▸ **THE TASK**
In the records below, find the lines that include the string "JSON" and report how many there are, nothing else.

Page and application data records
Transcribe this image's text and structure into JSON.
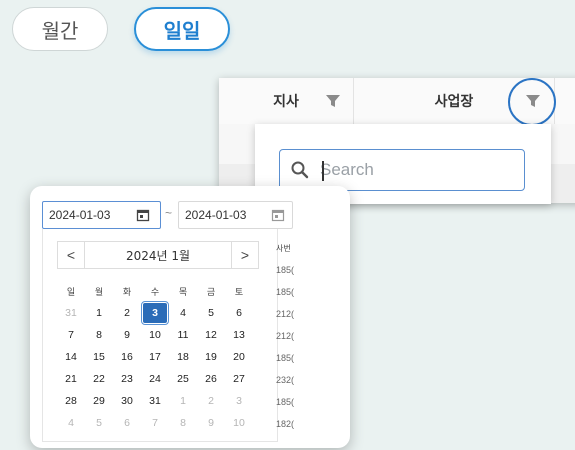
{
  "toggle": {
    "monthly_label": "월간",
    "daily_label": "일일"
  },
  "grid": {
    "columns": [
      {
        "label": "지사"
      },
      {
        "label": "사업장"
      }
    ]
  },
  "filter_dropdown": {
    "search_placeholder": "Search"
  },
  "date_range": {
    "start": "2024-01-03",
    "separator": "~",
    "end": "2024-01-03"
  },
  "calendar": {
    "prev_label": "<",
    "next_label": ">",
    "title": "2024년 1월",
    "weekdays": [
      "일",
      "월",
      "화",
      "수",
      "목",
      "금",
      "토"
    ],
    "weeks": [
      [
        "31",
        "1",
        "2",
        "3",
        "4",
        "5",
        "6"
      ],
      [
        "7",
        "8",
        "9",
        "10",
        "11",
        "12",
        "13"
      ],
      [
        "14",
        "15",
        "16",
        "17",
        "18",
        "19",
        "20"
      ],
      [
        "21",
        "22",
        "23",
        "24",
        "25",
        "26",
        "27"
      ],
      [
        "28",
        "29",
        "30",
        "31",
        "1",
        "2",
        "3"
      ],
      [
        "4",
        "5",
        "6",
        "7",
        "8",
        "9",
        "10"
      ]
    ],
    "selected_day": "3"
  },
  "side_column": {
    "header": "사번",
    "cells": [
      "185(",
      "185(",
      "212(",
      "212(",
      "185(",
      "232(",
      "185(",
      "182("
    ]
  },
  "colors": {
    "accent": "#2a8fd8",
    "selected_day_bg": "#2b6cb8",
    "highlight_circle": "#2b74c4"
  }
}
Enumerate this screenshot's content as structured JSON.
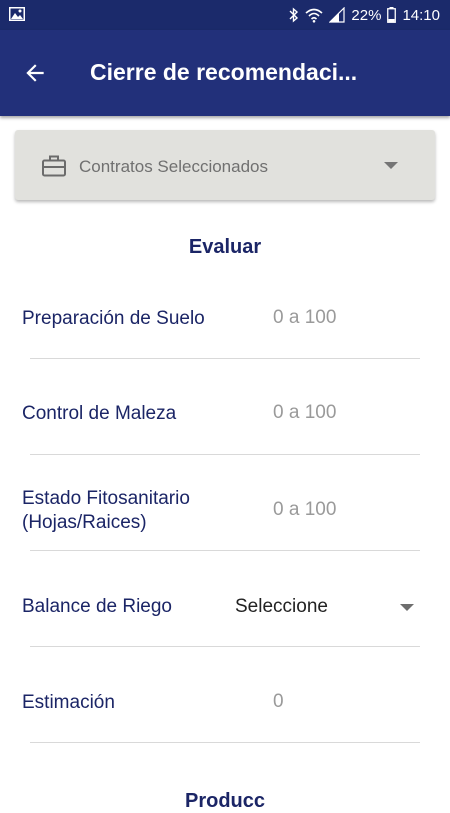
{
  "status_bar": {
    "battery": "22%",
    "time": "14:10"
  },
  "app_bar": {
    "title": "Cierre de recomendaci..."
  },
  "contract_select": {
    "label": "Contratos Seleccionados"
  },
  "section": {
    "title": "Evaluar",
    "next_title_partial": "Producc"
  },
  "fields": {
    "soil_prep": {
      "label": "Preparación de Suelo",
      "placeholder": "0 a 100"
    },
    "weed_control": {
      "label": "Control de Maleza",
      "placeholder": "0 a 100"
    },
    "phyto_state": {
      "label_line1": "Estado Fitosanitario",
      "label_line2": "(Hojas/Raices)",
      "placeholder": "0 a 100"
    },
    "irrigation": {
      "label": "Balance de Riego",
      "selected": "Seleccione"
    },
    "estimate": {
      "label": "Estimación",
      "value": "0"
    }
  }
}
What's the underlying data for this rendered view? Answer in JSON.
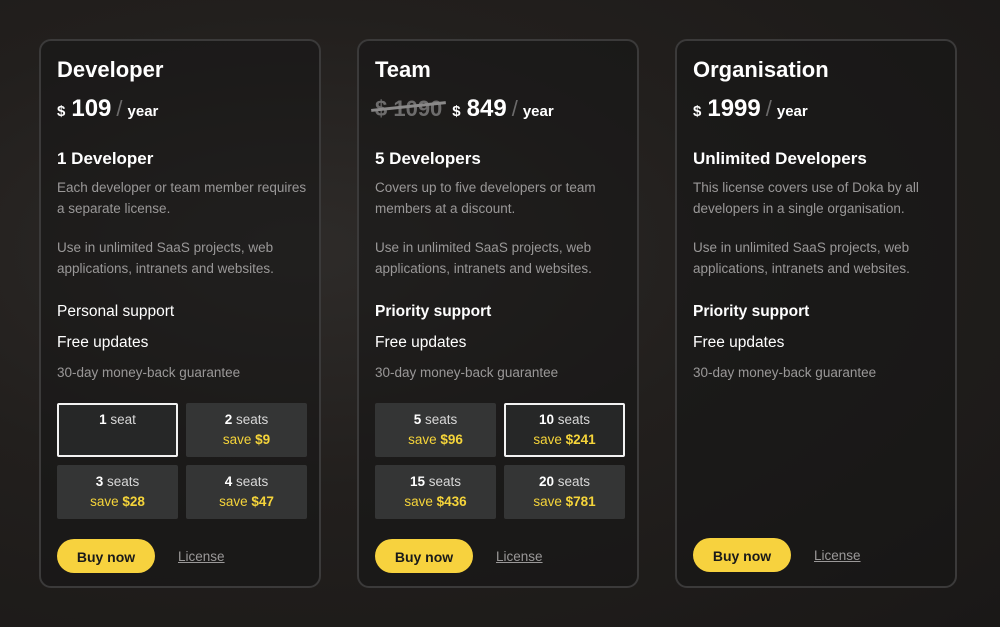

▸ **ANSWER BOX**
3